If one of my businesses were a regularly scheduled news medium that is of primary interest to the general public, that is, a blog on which I regularly post news item, feature, commentary, or editorial, it seems clear I have complied with the plain language of the Code.

The law does not say the business must be my primary business. Just that the content be released in a news medium controlled by a person whose business is that news medium. If I own it, it is indeed my business, thus on the plain language of the law, the law covers bloggers running their own sites.

The law also clearly covers bloggers posting on large sites run by someone else, because that person is the primary owner of the business, the posts are of general interest to the public, posts go up on a regular basis, and the blogging business is indeed at least one of the owner's businesses. Thus, the law of Washington State is complied with.

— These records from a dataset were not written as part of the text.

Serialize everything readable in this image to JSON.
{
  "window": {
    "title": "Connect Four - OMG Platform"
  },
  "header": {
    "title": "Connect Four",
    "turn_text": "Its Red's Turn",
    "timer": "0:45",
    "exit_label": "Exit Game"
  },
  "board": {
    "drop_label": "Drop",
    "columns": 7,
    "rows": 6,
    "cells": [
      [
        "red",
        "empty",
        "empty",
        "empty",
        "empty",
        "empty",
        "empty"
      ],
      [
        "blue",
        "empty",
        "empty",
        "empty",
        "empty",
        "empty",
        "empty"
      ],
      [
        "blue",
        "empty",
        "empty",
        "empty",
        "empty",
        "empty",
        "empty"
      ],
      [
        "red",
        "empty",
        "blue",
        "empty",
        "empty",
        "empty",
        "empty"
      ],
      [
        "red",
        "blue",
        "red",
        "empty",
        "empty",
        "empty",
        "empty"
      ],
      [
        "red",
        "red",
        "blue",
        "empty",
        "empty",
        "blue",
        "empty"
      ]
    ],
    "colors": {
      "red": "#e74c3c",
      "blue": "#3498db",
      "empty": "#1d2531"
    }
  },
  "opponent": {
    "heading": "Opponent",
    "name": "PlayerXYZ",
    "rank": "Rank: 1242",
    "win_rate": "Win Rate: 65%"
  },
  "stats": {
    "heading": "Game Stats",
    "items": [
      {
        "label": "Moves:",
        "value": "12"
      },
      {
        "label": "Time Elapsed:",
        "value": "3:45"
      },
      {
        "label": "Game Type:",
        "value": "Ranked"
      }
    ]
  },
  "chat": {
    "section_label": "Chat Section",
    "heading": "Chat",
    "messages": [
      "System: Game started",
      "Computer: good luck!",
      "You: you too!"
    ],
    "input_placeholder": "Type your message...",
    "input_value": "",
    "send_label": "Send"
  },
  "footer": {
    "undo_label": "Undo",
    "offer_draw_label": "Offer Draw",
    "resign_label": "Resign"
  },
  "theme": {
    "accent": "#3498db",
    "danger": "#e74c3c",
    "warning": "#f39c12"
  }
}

It may not be -- indeed is probably not -- what the lawmakers intended. I believe they intended to codify bloggers out of the party, leaving the MSM in control. But on black letter law, legislative intent doesn't get looked at; plain language controls. And the plain language is clear.
4.26.2007 5:42pm
Crunchy Frog:
Why restrict it to bloggers? Say I have a public-access TV show that I host a couple hours a week (yes, a quaint concept) purely as a hobby. It's definitely "media", but also definitely not a "business". Does that mean anything I might have to say would then also be considered an in-kind contribution?
4.26.2007 5:44pm
Adam B. (www):
Bloggers are exempt from this under the federal regs multiple ways. 11 CFR 100.73, the federal media exception, now states:
Any cost incurred in covering or carrying a news story, commentary, or editorial by any broadcasting station (including a cable television operator, programmer or producer), Web site, newspaper, magazine, or other periodical publication, including any Internet or electronic publication, is not a contribution unless the facility is owned or controlled by any political party, political committee, or candidate...

Moreover, there's a massive "volunteer exception" which protections all sorts of uncompensated individual and group activity. Here's a good resource.

I have no idea if Washington law also has an "volunteer activity" exemption.
4.26.2007 6:24pm
Hans Bader (mail):
The danger of this happening to bloggers in Washington State is very real, given the political climate.

Recall that the Seattle Post-Intelligencer applauded the attempt to use the state campaign-finance regulations to shut down opposition by the talk-show hosts to higher taxes.
4.27.2007 10:44am